** INFORMATION SUPPLIED follows **

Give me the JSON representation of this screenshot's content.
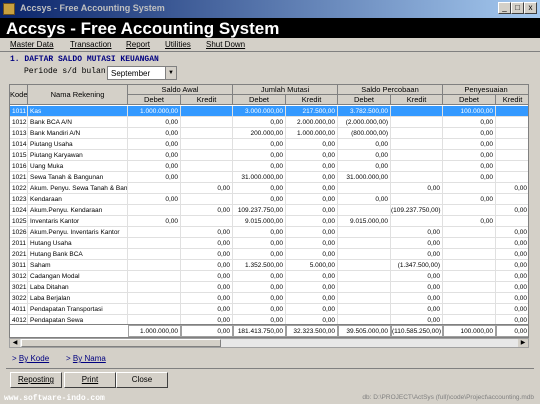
{
  "window": {
    "title": "Accsys - Free Accounting System",
    "min": "_",
    "max": "□",
    "close": "x"
  },
  "banner": {
    "title": "Accsys - Free Accounting System"
  },
  "menu": [
    "Master Data",
    "Transaction",
    "Report",
    "Utilities",
    "Shut Down"
  ],
  "section_title": "1. DAFTAR SALDO MUTASI KEUANGAN",
  "period": {
    "label": "Periode s/d bulan",
    "value": "September"
  },
  "headers": {
    "kode": "Kode",
    "nama": "Nama Rekening",
    "groups": [
      "Saldo Awal",
      "Jumlah Mutasi",
      "Saldo Percobaan",
      "Penyesuaian"
    ],
    "debet": "Debet",
    "kredit": "Kredit"
  },
  "rows": [
    [
      "1011",
      "Kas",
      "1.000.000,00",
      "",
      "3.000.000,00",
      "217.500,00",
      "3.782.500,00",
      "",
      "100.000,00",
      ""
    ],
    [
      "1012",
      "Bank BCA A/N",
      "0,00",
      "",
      "0,00",
      "2.000.000,00",
      "(2.000.000,00)",
      "",
      "0,00",
      ""
    ],
    [
      "1013",
      "Bank Mandiri A/N",
      "0,00",
      "",
      "200.000,00",
      "1.000.000,00",
      "(800.000,00)",
      "",
      "0,00",
      ""
    ],
    [
      "1014",
      "Piutang Usaha",
      "0,00",
      "",
      "0,00",
      "0,00",
      "0,00",
      "",
      "0,00",
      ""
    ],
    [
      "1015",
      "Piutang Karyawan",
      "0,00",
      "",
      "0,00",
      "0,00",
      "0,00",
      "",
      "0,00",
      ""
    ],
    [
      "1016",
      "Uang Muka",
      "0,00",
      "",
      "0,00",
      "0,00",
      "0,00",
      "",
      "0,00",
      ""
    ],
    [
      "1021",
      "Sewa Tanah & Bangunan",
      "0,00",
      "",
      "31.000.000,00",
      "0,00",
      "31.000.000,00",
      "",
      "0,00",
      ""
    ],
    [
      "1022",
      "Akum. Penyu. Sewa Tanah & Ban",
      "",
      "0,00",
      "0,00",
      "0,00",
      "",
      "0,00",
      "",
      "0,00"
    ],
    [
      "1023",
      "Kendaraan",
      "0,00",
      "",
      "0,00",
      "0,00",
      "0,00",
      "",
      "0,00",
      ""
    ],
    [
      "1024",
      "Akum.Penyu. Kendaraan",
      "",
      "0,00",
      "109.237.750,00",
      "0,00",
      "",
      "(109.237.750,00)",
      "",
      "0,00"
    ],
    [
      "1025",
      "Inventaris Kantor",
      "0,00",
      "",
      "9.015.000,00",
      "0,00",
      "9.015.000,00",
      "",
      "0,00",
      ""
    ],
    [
      "1026",
      "Akum.Penyu. Inventaris Kantor",
      "",
      "0,00",
      "0,00",
      "0,00",
      "",
      "0,00",
      "",
      "0,00"
    ],
    [
      "2011",
      "Hutang Usaha",
      "",
      "0,00",
      "0,00",
      "0,00",
      "",
      "0,00",
      "",
      "0,00"
    ],
    [
      "2021",
      "Hutang Bank BCA",
      "",
      "0,00",
      "0,00",
      "0,00",
      "",
      "0,00",
      "",
      "0,00"
    ],
    [
      "3011",
      "Saham",
      "",
      "0,00",
      "1.352.500,00",
      "5.000,00",
      "",
      "(1.347.500,00)",
      "",
      "0,00"
    ],
    [
      "3012",
      "Cadangan Modal",
      "",
      "0,00",
      "0,00",
      "0,00",
      "",
      "0,00",
      "",
      "0,00"
    ],
    [
      "3021",
      "Laba Ditahan",
      "",
      "0,00",
      "0,00",
      "0,00",
      "",
      "0,00",
      "",
      "0,00"
    ],
    [
      "3022",
      "Laba Berjalan",
      "",
      "0,00",
      "0,00",
      "0,00",
      "",
      "0,00",
      "",
      "0,00"
    ],
    [
      "4011",
      "Pendapatan Transportasi",
      "",
      "0,00",
      "0,00",
      "0,00",
      "",
      "0,00",
      "",
      "0,00"
    ],
    [
      "4012",
      "Pendapatan Sewa",
      "",
      "0,00",
      "0,00",
      "0,00",
      "",
      "0,00",
      "",
      "0,00"
    ]
  ],
  "totals": [
    "1.000.000,00",
    "0,00",
    "181.413.750,00",
    "32.323.500,00",
    "39.505.000,00",
    "(110.585.250,00)",
    "100.000,00",
    "0,00"
  ],
  "sort": {
    "by_kode": "By Kode",
    "by_nama": "By Nama"
  },
  "buttons": {
    "reposting": "Reposting",
    "print": "Print",
    "close": "Close"
  },
  "watermark": "www.software-indo.com",
  "dbpath": "db: D:\\PROJECT\\ActSys (full)\\code\\Project\\accounting.mdb"
}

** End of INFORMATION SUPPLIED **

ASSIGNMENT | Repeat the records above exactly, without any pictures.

RESPONSE |
Give me the JSON representation of this screenshot's content.
{
  "window": {
    "title": "Accsys - Free Accounting System",
    "min": "_",
    "max": "□",
    "close": "x"
  },
  "banner": {
    "title": "Accsys - Free Accounting System"
  },
  "menu": [
    "Master Data",
    "Transaction",
    "Report",
    "Utilities",
    "Shut Down"
  ],
  "section_title": "1. DAFTAR SALDO MUTASI KEUANGAN",
  "period": {
    "label": "Periode s/d bulan",
    "value": "September"
  },
  "headers": {
    "kode": "Kode",
    "nama": "Nama Rekening",
    "groups": [
      "Saldo Awal",
      "Jumlah Mutasi",
      "Saldo Percobaan",
      "Penyesuaian"
    ],
    "debet": "Debet",
    "kredit": "Kredit"
  },
  "rows": [
    [
      "1011",
      "Kas",
      "1.000.000,00",
      "",
      "3.000.000,00",
      "217.500,00",
      "3.782.500,00",
      "",
      "100.000,00",
      ""
    ],
    [
      "1012",
      "Bank BCA A/N",
      "0,00",
      "",
      "0,00",
      "2.000.000,00",
      "(2.000.000,00)",
      "",
      "0,00",
      ""
    ],
    [
      "1013",
      "Bank Mandiri A/N",
      "0,00",
      "",
      "200.000,00",
      "1.000.000,00",
      "(800.000,00)",
      "",
      "0,00",
      ""
    ],
    [
      "1014",
      "Piutang Usaha",
      "0,00",
      "",
      "0,00",
      "0,00",
      "0,00",
      "",
      "0,00",
      ""
    ],
    [
      "1015",
      "Piutang Karyawan",
      "0,00",
      "",
      "0,00",
      "0,00",
      "0,00",
      "",
      "0,00",
      ""
    ],
    [
      "1016",
      "Uang Muka",
      "0,00",
      "",
      "0,00",
      "0,00",
      "0,00",
      "",
      "0,00",
      ""
    ],
    [
      "1021",
      "Sewa Tanah & Bangunan",
      "0,00",
      "",
      "31.000.000,00",
      "0,00",
      "31.000.000,00",
      "",
      "0,00",
      ""
    ],
    [
      "1022",
      "Akum. Penyu. Sewa Tanah & Ban",
      "",
      "0,00",
      "0,00",
      "0,00",
      "",
      "0,00",
      "",
      "0,00"
    ],
    [
      "1023",
      "Kendaraan",
      "0,00",
      "",
      "0,00",
      "0,00",
      "0,00",
      "",
      "0,00",
      ""
    ],
    [
      "1024",
      "Akum.Penyu. Kendaraan",
      "",
      "0,00",
      "109.237.750,00",
      "0,00",
      "",
      "(109.237.750,00)",
      "",
      "0,00"
    ],
    [
      "1025",
      "Inventaris Kantor",
      "0,00",
      "",
      "9.015.000,00",
      "0,00",
      "9.015.000,00",
      "",
      "0,00",
      ""
    ],
    [
      "1026",
      "Akum.Penyu. Inventaris Kantor",
      "",
      "0,00",
      "0,00",
      "0,00",
      "",
      "0,00",
      "",
      "0,00"
    ],
    [
      "2011",
      "Hutang Usaha",
      "",
      "0,00",
      "0,00",
      "0,00",
      "",
      "0,00",
      "",
      "0,00"
    ],
    [
      "2021",
      "Hutang Bank BCA",
      "",
      "0,00",
      "0,00",
      "0,00",
      "",
      "0,00",
      "",
      "0,00"
    ],
    [
      "3011",
      "Saham",
      "",
      "0,00",
      "1.352.500,00",
      "5.000,00",
      "",
      "(1.347.500,00)",
      "",
      "0,00"
    ],
    [
      "3012",
      "Cadangan Modal",
      "",
      "0,00",
      "0,00",
      "0,00",
      "",
      "0,00",
      "",
      "0,00"
    ],
    [
      "3021",
      "Laba Ditahan",
      "",
      "0,00",
      "0,00",
      "0,00",
      "",
      "0,00",
      "",
      "0,00"
    ],
    [
      "3022",
      "Laba Berjalan",
      "",
      "0,00",
      "0,00",
      "0,00",
      "",
      "0,00",
      "",
      "0,00"
    ],
    [
      "4011",
      "Pendapatan Transportasi",
      "",
      "0,00",
      "0,00",
      "0,00",
      "",
      "0,00",
      "",
      "0,00"
    ],
    [
      "4012",
      "Pendapatan Sewa",
      "",
      "0,00",
      "0,00",
      "0,00",
      "",
      "0,00",
      "",
      "0,00"
    ]
  ],
  "totals": [
    "1.000.000,00",
    "0,00",
    "181.413.750,00",
    "32.323.500,00",
    "39.505.000,00",
    "(110.585.250,00)",
    "100.000,00",
    "0,00"
  ],
  "sort": {
    "by_kode": "By Kode",
    "by_nama": "By Nama"
  },
  "buttons": {
    "reposting": "Reposting",
    "print": "Print",
    "close": "Close"
  },
  "watermark": "www.software-indo.com",
  "dbpath": "db: D:\\PROJECT\\ActSys (full)\\code\\Project\\accounting.mdb"
}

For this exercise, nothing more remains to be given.